Look through the lines below and copy each one that includes "Bandpower".

| Provided data |
◇ ◇ ◇

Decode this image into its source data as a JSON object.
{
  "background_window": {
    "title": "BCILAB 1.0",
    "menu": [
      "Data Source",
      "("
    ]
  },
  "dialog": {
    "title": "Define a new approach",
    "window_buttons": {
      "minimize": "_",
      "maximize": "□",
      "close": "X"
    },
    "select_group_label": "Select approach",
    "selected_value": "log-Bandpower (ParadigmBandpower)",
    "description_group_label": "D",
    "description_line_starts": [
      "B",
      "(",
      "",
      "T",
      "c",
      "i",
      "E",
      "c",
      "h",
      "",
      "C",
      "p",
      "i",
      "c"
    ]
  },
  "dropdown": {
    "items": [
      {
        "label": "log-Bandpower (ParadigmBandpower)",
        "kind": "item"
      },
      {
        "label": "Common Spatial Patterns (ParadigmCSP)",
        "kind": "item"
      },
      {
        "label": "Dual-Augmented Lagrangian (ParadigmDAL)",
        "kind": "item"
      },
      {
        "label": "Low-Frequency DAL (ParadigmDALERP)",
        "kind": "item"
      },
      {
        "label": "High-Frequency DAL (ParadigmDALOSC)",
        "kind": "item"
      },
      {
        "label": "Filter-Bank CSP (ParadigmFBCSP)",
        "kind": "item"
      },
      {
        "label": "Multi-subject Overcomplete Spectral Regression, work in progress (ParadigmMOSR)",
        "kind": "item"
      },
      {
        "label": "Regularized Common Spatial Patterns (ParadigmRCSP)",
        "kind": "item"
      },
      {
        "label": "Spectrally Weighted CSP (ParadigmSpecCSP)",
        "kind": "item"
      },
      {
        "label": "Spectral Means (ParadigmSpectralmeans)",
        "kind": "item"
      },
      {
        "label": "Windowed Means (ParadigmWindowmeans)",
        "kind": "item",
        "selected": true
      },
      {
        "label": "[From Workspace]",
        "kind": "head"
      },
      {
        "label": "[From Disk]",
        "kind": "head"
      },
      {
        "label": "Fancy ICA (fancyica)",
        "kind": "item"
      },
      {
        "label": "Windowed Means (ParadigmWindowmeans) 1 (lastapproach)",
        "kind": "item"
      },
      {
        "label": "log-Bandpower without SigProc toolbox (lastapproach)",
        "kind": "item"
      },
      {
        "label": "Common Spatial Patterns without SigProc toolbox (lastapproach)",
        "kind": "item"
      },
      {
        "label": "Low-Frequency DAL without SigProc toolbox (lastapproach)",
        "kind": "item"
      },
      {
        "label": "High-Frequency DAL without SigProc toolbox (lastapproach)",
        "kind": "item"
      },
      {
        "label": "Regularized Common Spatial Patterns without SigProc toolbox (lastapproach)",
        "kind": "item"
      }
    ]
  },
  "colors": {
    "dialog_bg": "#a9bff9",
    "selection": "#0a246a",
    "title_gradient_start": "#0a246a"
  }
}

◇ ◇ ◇

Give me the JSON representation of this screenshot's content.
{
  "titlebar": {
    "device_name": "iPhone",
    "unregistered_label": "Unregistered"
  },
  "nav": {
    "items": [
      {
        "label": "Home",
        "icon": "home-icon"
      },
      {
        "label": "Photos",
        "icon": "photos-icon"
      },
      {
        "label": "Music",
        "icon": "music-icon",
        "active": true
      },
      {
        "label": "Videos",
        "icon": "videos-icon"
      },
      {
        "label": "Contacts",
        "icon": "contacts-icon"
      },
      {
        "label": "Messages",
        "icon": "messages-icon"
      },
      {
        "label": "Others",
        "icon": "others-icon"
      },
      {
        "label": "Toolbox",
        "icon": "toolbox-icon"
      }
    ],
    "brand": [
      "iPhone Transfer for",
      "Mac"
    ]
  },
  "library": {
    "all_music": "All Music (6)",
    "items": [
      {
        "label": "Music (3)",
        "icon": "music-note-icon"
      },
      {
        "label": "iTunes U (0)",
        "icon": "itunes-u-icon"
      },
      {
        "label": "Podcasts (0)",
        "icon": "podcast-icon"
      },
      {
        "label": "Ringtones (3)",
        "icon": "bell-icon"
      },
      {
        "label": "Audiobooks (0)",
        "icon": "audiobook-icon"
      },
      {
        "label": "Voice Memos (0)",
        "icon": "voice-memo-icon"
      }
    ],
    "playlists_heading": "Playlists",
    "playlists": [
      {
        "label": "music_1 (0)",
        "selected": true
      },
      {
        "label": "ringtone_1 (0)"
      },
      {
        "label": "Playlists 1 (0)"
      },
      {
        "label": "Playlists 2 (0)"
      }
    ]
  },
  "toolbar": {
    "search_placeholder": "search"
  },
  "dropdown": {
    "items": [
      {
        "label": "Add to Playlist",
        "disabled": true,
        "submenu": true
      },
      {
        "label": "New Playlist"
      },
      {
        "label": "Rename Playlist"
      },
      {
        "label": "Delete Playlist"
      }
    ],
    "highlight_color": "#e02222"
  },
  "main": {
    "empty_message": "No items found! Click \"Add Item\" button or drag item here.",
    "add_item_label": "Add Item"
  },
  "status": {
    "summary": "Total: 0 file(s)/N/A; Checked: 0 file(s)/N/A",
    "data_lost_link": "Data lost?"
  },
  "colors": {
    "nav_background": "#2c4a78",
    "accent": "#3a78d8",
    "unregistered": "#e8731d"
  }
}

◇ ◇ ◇

| Answer to this exercise |
    "selected_value": "log-Bandpower (ParadigmBandpower)",
        "label": "log-Bandpower (ParadigmBandpower)",
        "label": "log-Bandpower without SigProc toolbox (lastapproach)",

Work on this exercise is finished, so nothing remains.